Problem: Scan the records for the string "subscribers", then copy each line that has it.

(Web page and app entries)
------------------------------------------------------------------------

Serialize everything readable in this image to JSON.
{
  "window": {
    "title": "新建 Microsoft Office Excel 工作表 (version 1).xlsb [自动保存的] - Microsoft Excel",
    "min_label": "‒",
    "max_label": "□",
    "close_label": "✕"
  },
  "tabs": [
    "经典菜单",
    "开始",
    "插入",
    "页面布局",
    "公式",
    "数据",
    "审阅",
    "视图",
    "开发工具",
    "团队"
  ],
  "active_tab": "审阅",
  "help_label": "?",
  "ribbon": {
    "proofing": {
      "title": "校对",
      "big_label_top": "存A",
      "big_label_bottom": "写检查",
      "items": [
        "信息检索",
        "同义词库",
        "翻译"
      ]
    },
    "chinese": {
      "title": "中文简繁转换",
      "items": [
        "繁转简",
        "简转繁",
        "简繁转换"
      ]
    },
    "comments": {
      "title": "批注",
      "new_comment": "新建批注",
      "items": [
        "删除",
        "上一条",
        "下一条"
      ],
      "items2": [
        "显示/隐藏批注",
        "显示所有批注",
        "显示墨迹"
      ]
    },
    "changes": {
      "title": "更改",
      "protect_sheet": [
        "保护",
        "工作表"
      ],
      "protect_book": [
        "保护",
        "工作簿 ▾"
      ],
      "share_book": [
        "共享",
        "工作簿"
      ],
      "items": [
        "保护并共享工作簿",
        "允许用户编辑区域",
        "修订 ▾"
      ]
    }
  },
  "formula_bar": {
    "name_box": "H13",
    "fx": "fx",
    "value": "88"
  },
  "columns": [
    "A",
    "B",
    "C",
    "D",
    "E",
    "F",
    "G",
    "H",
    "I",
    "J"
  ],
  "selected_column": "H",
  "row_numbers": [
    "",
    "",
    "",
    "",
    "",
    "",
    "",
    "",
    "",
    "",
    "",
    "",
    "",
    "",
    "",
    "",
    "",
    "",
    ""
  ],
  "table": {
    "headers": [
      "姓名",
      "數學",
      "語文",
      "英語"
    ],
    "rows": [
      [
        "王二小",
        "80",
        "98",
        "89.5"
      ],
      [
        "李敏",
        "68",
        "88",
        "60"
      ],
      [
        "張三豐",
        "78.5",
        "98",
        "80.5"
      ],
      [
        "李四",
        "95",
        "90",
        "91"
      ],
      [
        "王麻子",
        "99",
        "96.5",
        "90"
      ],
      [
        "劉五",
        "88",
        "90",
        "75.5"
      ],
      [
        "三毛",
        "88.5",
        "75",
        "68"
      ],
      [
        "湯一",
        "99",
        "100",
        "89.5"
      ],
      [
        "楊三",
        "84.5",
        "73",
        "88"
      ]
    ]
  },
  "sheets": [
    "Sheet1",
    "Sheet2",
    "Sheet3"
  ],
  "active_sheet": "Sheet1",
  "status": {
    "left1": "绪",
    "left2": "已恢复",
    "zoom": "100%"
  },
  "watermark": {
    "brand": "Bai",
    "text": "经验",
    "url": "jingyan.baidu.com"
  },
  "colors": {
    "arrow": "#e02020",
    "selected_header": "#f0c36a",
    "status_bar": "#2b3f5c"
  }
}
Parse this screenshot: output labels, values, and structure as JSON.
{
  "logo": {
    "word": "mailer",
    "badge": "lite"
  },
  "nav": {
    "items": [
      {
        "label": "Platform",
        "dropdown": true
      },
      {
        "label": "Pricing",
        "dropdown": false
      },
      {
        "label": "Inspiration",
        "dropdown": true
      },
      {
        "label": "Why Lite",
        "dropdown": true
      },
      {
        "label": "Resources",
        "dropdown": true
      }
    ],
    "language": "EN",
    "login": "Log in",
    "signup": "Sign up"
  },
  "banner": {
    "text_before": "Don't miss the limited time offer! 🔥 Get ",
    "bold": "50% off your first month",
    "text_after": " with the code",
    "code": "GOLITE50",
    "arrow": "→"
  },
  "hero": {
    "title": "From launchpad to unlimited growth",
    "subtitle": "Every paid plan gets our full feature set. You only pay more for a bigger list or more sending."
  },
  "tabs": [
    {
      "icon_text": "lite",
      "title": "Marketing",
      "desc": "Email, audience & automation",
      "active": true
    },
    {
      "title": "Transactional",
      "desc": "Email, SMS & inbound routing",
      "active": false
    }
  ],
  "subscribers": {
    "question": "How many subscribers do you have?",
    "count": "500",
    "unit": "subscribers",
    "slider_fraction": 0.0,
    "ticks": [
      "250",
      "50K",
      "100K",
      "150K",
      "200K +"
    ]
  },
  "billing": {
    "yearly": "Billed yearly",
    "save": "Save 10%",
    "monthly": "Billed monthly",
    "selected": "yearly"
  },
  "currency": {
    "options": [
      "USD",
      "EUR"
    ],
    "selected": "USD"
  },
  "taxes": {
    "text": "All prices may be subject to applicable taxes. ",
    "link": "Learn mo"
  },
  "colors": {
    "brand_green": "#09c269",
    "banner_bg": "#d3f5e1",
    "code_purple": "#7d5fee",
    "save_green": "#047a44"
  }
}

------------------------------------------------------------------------

Answer to this exercise:
  "subscribers": {
    "question": "How many subscribers do you have?",
    "unit": "subscribers",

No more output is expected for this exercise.